Guitarist John McLaughlin’s resume reads like a Who’s Who of Jazz. Born in 1942, McLaughlin had joined drummer Tony Williams’ highly influential fusion group Lifetime, performed on Miles Davis’ seminal albums In A Silent Way, Bitches Brew (which also features a track named for him), Jack Johnson, and Live-Evil before he turned 30 (shortly after he turned 30, he also appeared on the influential Davis album On the Corner).
As if that were not enough, McLaughlin is also responsible for one …
Photo: Hugo van Gelderen
John Coltrane would have celebrated his 88th birthday on the 23rd. His status as one of the most universally beloved, admired, and imitated jazz artists has held true for more than half a century. In 2012, Jazz at Lincoln Center hosted a John Coltrane festival, and in preparation for that, we asked several artists to discuss the impact of John Coltrane, as well as to list their favorite Trane albums. What resulted was a remarkable range …
Today marks what would have been John Coltrane’s 88th birthday. In recognition, the extraordinary saxophonist Gary Bartz shares some of his thoughts about Trane:
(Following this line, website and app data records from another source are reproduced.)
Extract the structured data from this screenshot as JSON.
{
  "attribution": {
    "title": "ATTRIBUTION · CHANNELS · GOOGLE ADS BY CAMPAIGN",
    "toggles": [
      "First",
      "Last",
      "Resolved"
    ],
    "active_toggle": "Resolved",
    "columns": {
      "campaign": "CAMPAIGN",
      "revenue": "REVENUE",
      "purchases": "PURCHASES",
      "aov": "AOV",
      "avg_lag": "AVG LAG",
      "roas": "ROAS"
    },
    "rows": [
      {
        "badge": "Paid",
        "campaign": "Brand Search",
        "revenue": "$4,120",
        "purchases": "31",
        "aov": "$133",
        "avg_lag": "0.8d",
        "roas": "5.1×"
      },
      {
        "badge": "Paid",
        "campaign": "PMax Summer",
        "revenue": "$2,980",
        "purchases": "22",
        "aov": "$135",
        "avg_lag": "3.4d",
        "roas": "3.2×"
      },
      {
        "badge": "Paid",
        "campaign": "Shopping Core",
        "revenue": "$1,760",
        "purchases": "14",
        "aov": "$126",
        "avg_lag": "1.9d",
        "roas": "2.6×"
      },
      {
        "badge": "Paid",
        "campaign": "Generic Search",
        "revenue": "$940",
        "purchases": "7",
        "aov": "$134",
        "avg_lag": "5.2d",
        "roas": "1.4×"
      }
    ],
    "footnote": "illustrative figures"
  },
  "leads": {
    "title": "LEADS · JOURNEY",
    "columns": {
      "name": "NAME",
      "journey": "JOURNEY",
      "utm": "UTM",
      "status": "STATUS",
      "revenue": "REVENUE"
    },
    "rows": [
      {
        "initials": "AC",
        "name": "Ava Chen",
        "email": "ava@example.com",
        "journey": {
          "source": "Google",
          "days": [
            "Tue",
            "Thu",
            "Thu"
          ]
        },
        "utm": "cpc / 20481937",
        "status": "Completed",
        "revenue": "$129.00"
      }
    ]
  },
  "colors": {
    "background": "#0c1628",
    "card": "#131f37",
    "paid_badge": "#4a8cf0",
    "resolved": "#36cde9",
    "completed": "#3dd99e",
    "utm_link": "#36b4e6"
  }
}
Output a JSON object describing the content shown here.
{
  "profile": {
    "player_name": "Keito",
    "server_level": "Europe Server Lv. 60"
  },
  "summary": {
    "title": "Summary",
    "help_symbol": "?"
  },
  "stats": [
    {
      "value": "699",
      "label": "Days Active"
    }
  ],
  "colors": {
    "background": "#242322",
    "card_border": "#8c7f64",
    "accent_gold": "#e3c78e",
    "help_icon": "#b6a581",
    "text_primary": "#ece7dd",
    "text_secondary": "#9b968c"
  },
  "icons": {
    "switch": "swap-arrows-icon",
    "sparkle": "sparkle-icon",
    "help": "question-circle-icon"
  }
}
“John Coltrane gave me an insight of how hard one needs to work in order to create music that has never been heard before. His work effort continues to inspire me. What a wonderful musical scientist he was. In order to compose music on the spot, one cannot leave any stone unturned. One lifetime is not long …
While many discographies exist that document the appearances of great jazz artists on recording sessions, they don’t all necessarily document whether a great artist is actually soloing on a given session. Consequently, if you are searching for examples of the beautiful solo work of, for example, altoist Hilton Jefferson (who was an inspiration to many great lead alto players of the big band era), you may find yourself combing through many recordings struggling to determine which moments feature his solo …
On May 9, the legendary trumpeter and bandleader Joe Wilder passed away at the age of 92. He leaves behind an extraordinary legacy.
Shortly before he passed, Mr. Wilder witnessed the release of his biography, Softly, With Feeling: Joe Wilder and the Breaking of Barriers in American Music, a collaborative project undertaken with the scholar Ed Berger.
Ed Berger, who is also an instructor at our Swing University program, shares his thoughts on the passing of Mr. Wilder:
With Joe Wilder’s passing at …
Last year, Phil Schaap joined us to film a series that discusses the early origins of Jazz. It’s an engaging eight-part series that will answer some questions you may not yet have thought of, like:
Why is Marco Polo important to the development of Jazz?
What made New Orleans so special and so crucial in the creation of Jazz?
What was Congo Square?
How did Jazz originate?
How did the solo develop?
Check out the series here, and learn more about the origins and the dawn …
Was one of your New Year’s resolutions to read more books?
If so, our curator–the great scholar and radio personality Phil Schaap–has graciously provided us with a recommended set of books for you to check out. This list below provides a starting point, with texts focusing primarily on earlier styles of Jazz. Phil provided even more titles covering later styles of the music, and we’ll list them in future posts.
We’ve added a few extra thoughts to accompany each book, and we …
This month, the pianist and composer Thelonious Monk would have celebrated his 96th birthday. While his singular style of piano playing is not necessarily considered BeBop, he is nevertheless sometimes referred to as the “High Priest of Bop,” and his many compositions are canonical in BeBop repertoire (as well as Swing, Hard Bop, and many other styles).
In these videos, pianist Eric Reed pays tribute to Monk in various ways. In this video, he explains Monk’s importance in jazz. In other …
To many, Freddie Green serves as the epitome of a big band rhythm guitarist. A member of the “All-American Rhythm Section” of the Count Basie Orchestra (along with Basie on piano and initially Walter Page on bass and Papa Jo Jones on drums), Green developed a comping style so distinctively influential that even today, Jazz guitarists will be asked to play in the style of Freddie Green.
To understand what made Freddie Green’s sound and rhythm sense so unique, check out …